Created in collaboration with Jeremy Michael Segal





somme is an interdisciplinary art collective formed by Sam Bourgault, Owen Coolidge, Matthew Halpenny, Matthew Salaciak, and Emma Forgues in 2018. Their diverse individual backgrounds allow them to collaborate on projects that lie between programming, biology, robotics, video and sound synthesis. Driven by research-creation questions surrounding biological-technological relations, surveillance, and data politics, the collective creates works that could be defined as a hybridity of bioart, robotic sculpture, and networked performance art.

sam bourgault   |   website  |   cv

Sam Bourgault (Montreal) owns a bachelor in Physics Engineering (2015) and one in Computation Arts (2019). Embedding coding, video, sound and electronics, her practice involves constant back and forth between art and science and explores how technology impacts and shape the social and individual experience one has with machines and algorithms.

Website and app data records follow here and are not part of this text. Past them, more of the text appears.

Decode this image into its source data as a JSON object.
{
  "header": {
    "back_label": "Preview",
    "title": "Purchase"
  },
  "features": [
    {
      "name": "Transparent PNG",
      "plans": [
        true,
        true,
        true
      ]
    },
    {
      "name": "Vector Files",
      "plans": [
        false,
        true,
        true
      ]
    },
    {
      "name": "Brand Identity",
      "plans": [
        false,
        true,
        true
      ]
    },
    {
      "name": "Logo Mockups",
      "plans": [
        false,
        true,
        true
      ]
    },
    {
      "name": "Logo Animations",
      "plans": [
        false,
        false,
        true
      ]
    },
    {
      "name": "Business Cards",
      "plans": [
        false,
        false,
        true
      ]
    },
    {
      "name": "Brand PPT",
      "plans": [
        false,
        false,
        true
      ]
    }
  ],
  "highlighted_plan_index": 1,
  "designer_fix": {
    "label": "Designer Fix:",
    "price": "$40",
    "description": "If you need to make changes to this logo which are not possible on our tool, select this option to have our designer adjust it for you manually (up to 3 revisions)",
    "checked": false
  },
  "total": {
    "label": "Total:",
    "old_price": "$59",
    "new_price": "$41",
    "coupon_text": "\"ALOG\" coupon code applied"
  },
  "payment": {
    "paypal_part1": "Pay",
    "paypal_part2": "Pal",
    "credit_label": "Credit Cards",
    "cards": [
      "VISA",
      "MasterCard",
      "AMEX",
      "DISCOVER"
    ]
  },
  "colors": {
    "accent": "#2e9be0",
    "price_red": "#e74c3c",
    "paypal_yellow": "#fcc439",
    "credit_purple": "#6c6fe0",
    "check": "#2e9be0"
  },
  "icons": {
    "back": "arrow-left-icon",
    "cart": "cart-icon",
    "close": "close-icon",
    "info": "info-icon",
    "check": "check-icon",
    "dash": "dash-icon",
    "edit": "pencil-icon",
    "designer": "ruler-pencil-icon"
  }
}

Her work has been exhibited at Ars Electronica Campus Exhibition (Linz, 2018), Mutek Festival (2017), Livart for Nuit Blanche (2019), Art Matters (2018), and the VAV gallery (2018). Bourgault has also performed at RIPA (2019), OFFTA (2019), Induction (2019), VAULT (2018), LIP (2018), Algorave (2018), and InnerEchoes (2018, 2017).

owen coolidge   |   website  |   cv

Owen Coolidge is an interdisciplinary artist whose practice includes design, photography, and new media art. Common throughout all his work is the critique of human exceptionalism. Originally from Los Angeles, he has exhibited at art festivals, galleries, and conferences in Montreal (dis)Connect (2018), CUJAH: Art History Conferences (2018), VAV Gallery (2018), Articule (2018), has received the Milieux Undergraduate Fellowship (2017), and his work has been presented at the Behavioral Matter Conference at the Centre Pompidou (2019). He attends Concordia University and is a research assistant to Chris Salter.

matthew halpenny   |   website  |   cv

Matthew Halpenny is a cross-disciplinary media artist from Montreal. His work seeks to disrupt conventional boundaries around life, evolution, the body, consciousness, and human expression. Such ideas have been explored through use of the human body as a computational instrument (wearable technology skins), artificial evolution, biological hybrid art, and networked cognition performances. His work is inspired by mathematical patterns within nature (such as random chance within evolution, and the probability mechanics within thought and language), embodied cognition and sense theory, network theory and emergent behavior, cybernetics, and individual ecologies. He is a member of Concordia’s interdisciplinary research institute, Milieux, under the Speculative Life Cluster where he works within Concordia’s Biolab.

matthew salaciak   |   cv

Matthew Salaciak (Montreal) is an electronic musician and interdisciplinary artist. Stemming from a curiosity to understand how things work, his interests are aimed at electronics, models of computation and their interactions with the physical world. Furthering this, he has recently been interested in the relationships between analog and digital interfaces at the software and hardware level. His work as an artist and musician is guided by such research questions. His electronic music performances are developed solely by the interaction with analog electronics.

emma forgues   |   website  |   cv

Emma Forgues is a new media artist based in Montreal. She has showcased her work in multiple galleries and festivals in Montreal including MUTEK (2017), Arts Matters (2018), Eastern Bloc (2018), Livart (2019), RIPA (2019) and OFFTA (2019) and more. Forgues has been given awards and residencies including the Public Choice Award at Mutek Next Era Competition (2017); a residency at LA SERRE - Vous Etes Ici (2018); and her works iO and Mycocene were presented in March 2019 by the artist Alice Jarry at the Behavioral Matter Conference at the Centre Pompidou (Paris, France) as part of The Fabric of the Living exhibition.